The author claimed that there was “no subject on the Copperbelt today which draws more heated debate”—a surprising yet surprisingly accurate assertion. Surprising because this was a period of rapid and sometimes violent political change that would culminate in Zambia’s independence from Britain in 1964, and the question of who would rule was by no means settled. Surprisingly accurate, because the local press and official and corporate records are filled with discussion and debate over alcohol use and regulation (Zambia’s reputation would make it one of the case studies in the well-known WHO cross cultural study of alcohol use from the 1970s). Writers on this blog have focused a great deal recently on addiction and disease models—to stimulating effect. Yet I have been struck with just how Eurocentric these debates appear to be. Today’s post updates Mr. Chansa’s question, asking “was beer drinking a habit in colonial Zambia?”
Chansa himself concluded that there was nothing wrong with beer drinking, but that there was “everything wrong with the way it is drunk on the Copperbelt” – the mining zone that had made Zambia one of the most industrialized and urbanized territories in Africa by the 1960s. What is especially striking to me is that in the myriad articles and reports that examined the alcohol problem in Zambia during this period, including a series of four articles on “drunkenness” that appeared in mining company magazine, Mufulira African Star in 1960, excessive drinking is treated exclusively as a “social problem” not as a disease or addiction.
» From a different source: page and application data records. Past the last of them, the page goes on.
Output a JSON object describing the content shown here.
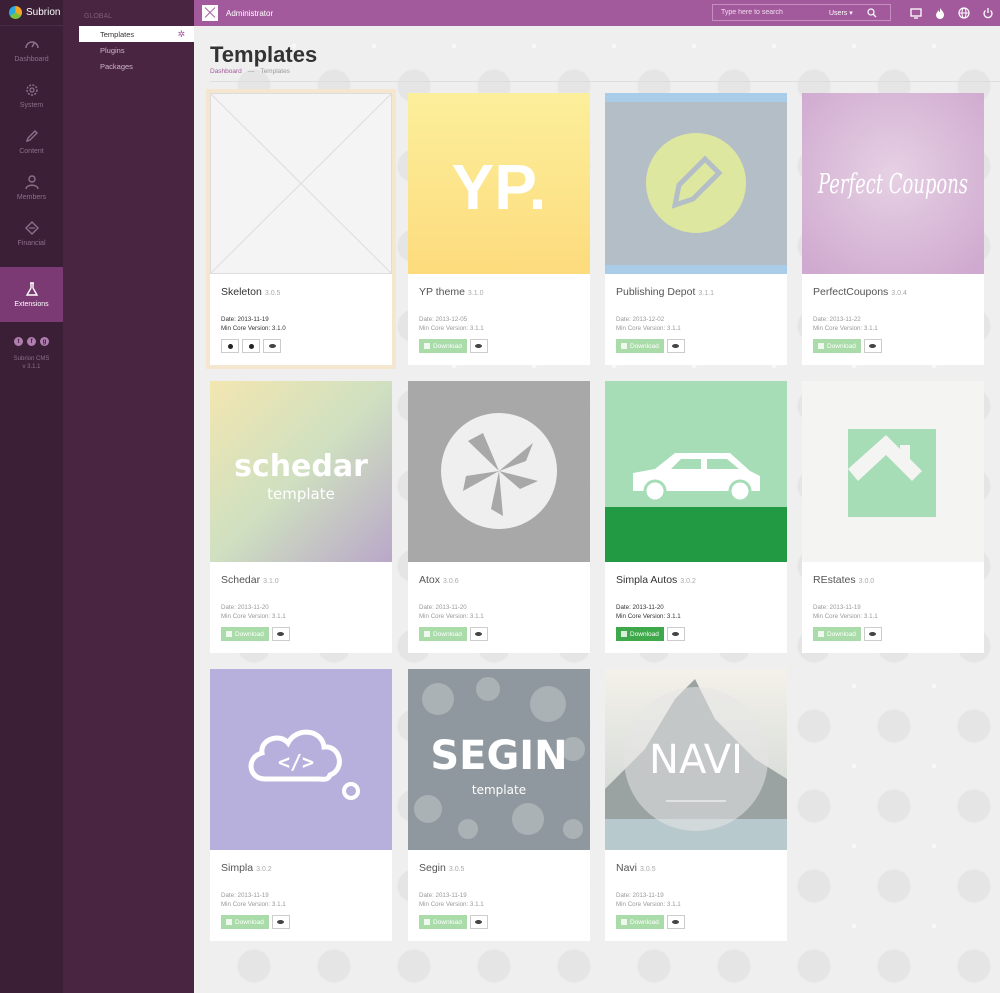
{
  "app": {
    "brand": "Subrion"
  },
  "rail": {
    "items": [
      {
        "label": "Dashboard",
        "icon": "speedometer-icon"
      },
      {
        "label": "System",
        "icon": "gear-icon"
      },
      {
        "label": "Content",
        "icon": "pencil-icon"
      },
      {
        "label": "Members",
        "icon": "user-icon"
      },
      {
        "label": "Financial",
        "icon": "tag-icon"
      },
      {
        "label": "Extensions",
        "icon": "flask-icon",
        "active": true
      }
    ],
    "socials": [
      "twitter-icon",
      "facebook-icon",
      "google-plus-icon"
    ],
    "version_line1": "Subrion CMS",
    "version_line2": "v 3.1.1"
  },
  "submenu": {
    "group": "GLOBAL",
    "items": [
      {
        "label": "Templates",
        "active": true
      },
      {
        "label": "Plugins"
      },
      {
        "label": "Packages"
      }
    ]
  },
  "topbar": {
    "user": "Administrator",
    "search_placeholder": "Type here to search",
    "search_scope": "Users ▾",
    "icons": [
      "monitor-icon",
      "fire-icon",
      "globe-icon",
      "power-icon"
    ]
  },
  "page": {
    "title": "Templates",
    "breadcrumb": [
      "Dashboard",
      "Templates"
    ],
    "breadcrumb_sep": "—"
  },
  "labels": {
    "download": "Download",
    "date_prefix": "Date:",
    "core_prefix": "Min Core Version:"
  },
  "templates": [
    {
      "name": "Skeleton",
      "version": "3.0.5",
      "date": "2013-11-19",
      "core": "3.1.0",
      "installed": true,
      "thumb_text": "",
      "accent": "#f4f4f4"
    },
    {
      "name": "YP theme",
      "version": "3.1.0",
      "date": "2013-12-05",
      "core": "3.1.1",
      "thumb_text": "YP.",
      "accent": "#fde27a"
    },
    {
      "name": "Publishing Depot",
      "version": "3.1.1",
      "date": "2013-12-02",
      "core": "3.1.1",
      "thumb_text": "",
      "accent": "#b4bec6"
    },
    {
      "name": "PerfectCoupons",
      "version": "3.0.4",
      "date": "2013-11-22",
      "core": "3.1.1",
      "thumb_text": "Perfect Coupons",
      "accent": "#d8bfdc"
    },
    {
      "name": "Schedar",
      "version": "3.1.0",
      "date": "2013-11-20",
      "core": "3.1.1",
      "thumb_text": "schedar",
      "thumb_sub": "template",
      "accent": "#d9d2bc"
    },
    {
      "name": "Atox",
      "version": "3.0.6",
      "date": "2013-11-20",
      "core": "3.1.1",
      "thumb_text": "",
      "accent": "#a8a8a8"
    },
    {
      "name": "Simpla Autos",
      "version": "3.0.2",
      "date": "2013-11-20",
      "core": "3.1.1",
      "thumb_text": "",
      "accent": "#a6dcb6",
      "highlight": true
    },
    {
      "name": "REstates",
      "version": "3.0.0",
      "date": "2013-11-19",
      "core": "3.1.1",
      "thumb_text": "",
      "accent": "#a6dcb6"
    },
    {
      "name": "Simpla",
      "version": "3.0.2",
      "date": "2013-11-19",
      "core": "3.1.1",
      "thumb_text": "",
      "accent": "#b7b0dd"
    },
    {
      "name": "Segin",
      "version": "3.0.5",
      "date": "2013-11-19",
      "core": "3.1.1",
      "thumb_text": "SEGIN",
      "thumb_sub": "template",
      "accent": "#9da6ab"
    },
    {
      "name": "Navi",
      "version": "3.0.5",
      "date": "2013-11-19",
      "core": "3.1.1",
      "thumb_text": "NAVI",
      "accent": "#b9c3bf"
    }
  ]
}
Those four articles, for example, catalogued in great detail the damage done by excessive drinking, but betrayed no interest in the issue of why people drank.
Whites justified the strict regulation of African access to alcohol in predictable, racial, terms: Africans, collectively, were both more susceptible to inebriation and unable to limit their consumption. Alcohol abuse among the substantial white settler population was in contrast characterized in individual terms, as a disease or addiction.
A small, whites only, AA group began on the Copperbelt in 1951, and in 1957 a private society secured funds to open a residential clinic to treat white alcoholics. As independence approached, Zambia slowly desegregated public facilities, but the clinic remained exclusively white. In 1963 six African men approached the society for assistance in dealing with their alcohol problems, but no consideration was given to the possibility of treating them at the clinic. The idea of exposing Africans, in the intimate confines of the clinic, to “diseased” whites—male and female—remained unthinkable. Residential treatment was deemed inappropriate for African problem drinkers—the term “alcoholic” was rarely associated with Africans.
With independence the society brought Africans onto its board, quickly reinvented itself as the Zambia National Council on Alcohol and Addiction, and closed down the clinic. Reflecting its links to AA, the old organization had focused its attention on the treatment of individual white drinkers. The new one launched an ambitious education and training effort designed to limit the production and consumption of alcohol nationally—a modernized version of the racial model of African susceptibility, a model that persists in studies of “Third World” drinking. What are we to make of this? The kinds of public health approaches to African drinking advanced by the ZNCAA beginning in the 1960s are probably more in line with current research on alcohol abuse than a focus on individual pathology, yet these approaches clearly have a heritage in a colonial racial order that resisted full personhood for Africans.